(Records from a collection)

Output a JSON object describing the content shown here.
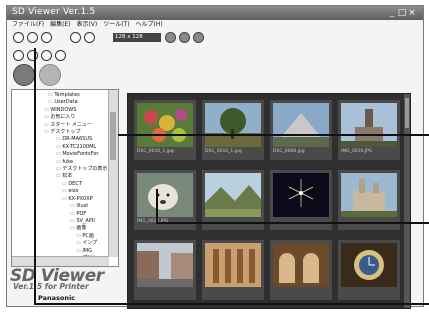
{
  "window": {
    "title": "SD Viewer Ver.1.5",
    "controls": [
      "_",
      "□",
      "×"
    ]
  },
  "menu": [
    "ファイル(F)",
    "編集(E)",
    "表示(V)",
    "ツール(T)",
    "ヘルプ(H)"
  ],
  "toolbar": {
    "size_select": "128 x 128"
  },
  "tree": [
    "Templates",
    "UserData",
    "WINDOWS",
    "お気に入り",
    "スタート メニュー",
    "デスクトップ",
    "DR-MA6SUS",
    "KX-TC2100ML",
    "MovieFontsFor",
    "fuke",
    "デスクトップの表示",
    "松本",
    "DECT",
    "eizo",
    "KX-PX0XP",
    "illust",
    "PDF",
    "SV_APII",
    "画像",
    "PC画",
    "インプ",
    "IMG",
    "プリン"
  ],
  "gallery": [
    {
      "caption": "DSC_0010_1.jpg",
      "scene": "flowers"
    },
    {
      "caption": "DSC_0010_1.jpg",
      "scene": "tree"
    },
    {
      "caption": "DSC_0008.jpg",
      "scene": "building"
    },
    {
      "caption": "IMG_0010.JPG",
      "scene": "tower"
    },
    {
      "caption": "IMG_0020.JPG",
      "scene": "dog"
    },
    {
      "caption": "",
      "scene": "valley"
    },
    {
      "caption": "",
      "scene": "fireworks"
    },
    {
      "caption": "",
      "scene": "castle"
    },
    {
      "caption": "",
      "scene": "street"
    },
    {
      "caption": "",
      "scene": "cathedral"
    },
    {
      "caption": "",
      "scene": "arches"
    },
    {
      "caption": "",
      "scene": "clock"
    }
  ],
  "logo": {
    "line1": "SD Viewer",
    "line2": "Ver.1.5 for Printer",
    "brand": "Panasonic"
  },
  "colors": {
    "titlebar": "#6e6e6e",
    "gallery_bg": "#2f2f2f"
  }
}
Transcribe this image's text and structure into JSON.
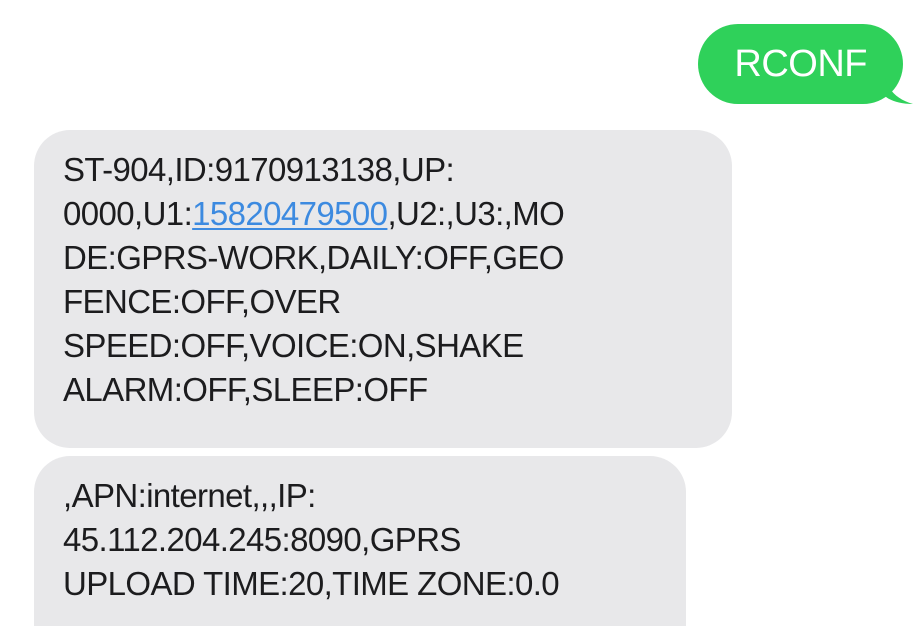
{
  "outgoing": {
    "text": "RCONF",
    "color": "#2fd15a"
  },
  "incoming": [
    {
      "lines": [
        "ST-904,ID:9170913138,UP:",
        {
          "before": "0000,U1:",
          "link": "15820479500",
          "after": ",U2:,U3:,MO"
        },
        "DE:GPRS-WORK,DAILY:OFF,GEO",
        "FENCE:OFF,OVER",
        "SPEED:OFF,VOICE:ON,SHAKE",
        "ALARM:OFF,SLEEP:OFF"
      ]
    },
    {
      "lines": [
        ",APN:internet,,,IP:",
        "45.112.204.245:8090,GPRS",
        "UPLOAD TIME:20,TIME ZONE:0.0"
      ]
    }
  ],
  "colors": {
    "incoming_bubble": "#e8e8ea",
    "link": "#3c8ae0"
  }
}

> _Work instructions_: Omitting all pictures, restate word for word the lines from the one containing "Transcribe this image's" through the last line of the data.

> _Solution below_:
Transcribe this image's text and structure into JSON.
{
  "outgoing": {
    "text": "RCONF",
    "color": "#2fd15a"
  },
  "incoming": [
    {
      "lines": [
        "ST-904,ID:9170913138,UP:",
        {
          "before": "0000,U1:",
          "link": "15820479500",
          "after": ",U2:,U3:,MO"
        },
        "DE:GPRS-WORK,DAILY:OFF,GEO",
        "FENCE:OFF,OVER",
        "SPEED:OFF,VOICE:ON,SHAKE",
        "ALARM:OFF,SLEEP:OFF"
      ]
    },
    {
      "lines": [
        ",APN:internet,,,IP:",
        "45.112.204.245:8090,GPRS",
        "UPLOAD TIME:20,TIME ZONE:0.0"
      ]
    }
  ],
  "colors": {
    "incoming_bubble": "#e8e8ea",
    "link": "#3c8ae0"
  }
}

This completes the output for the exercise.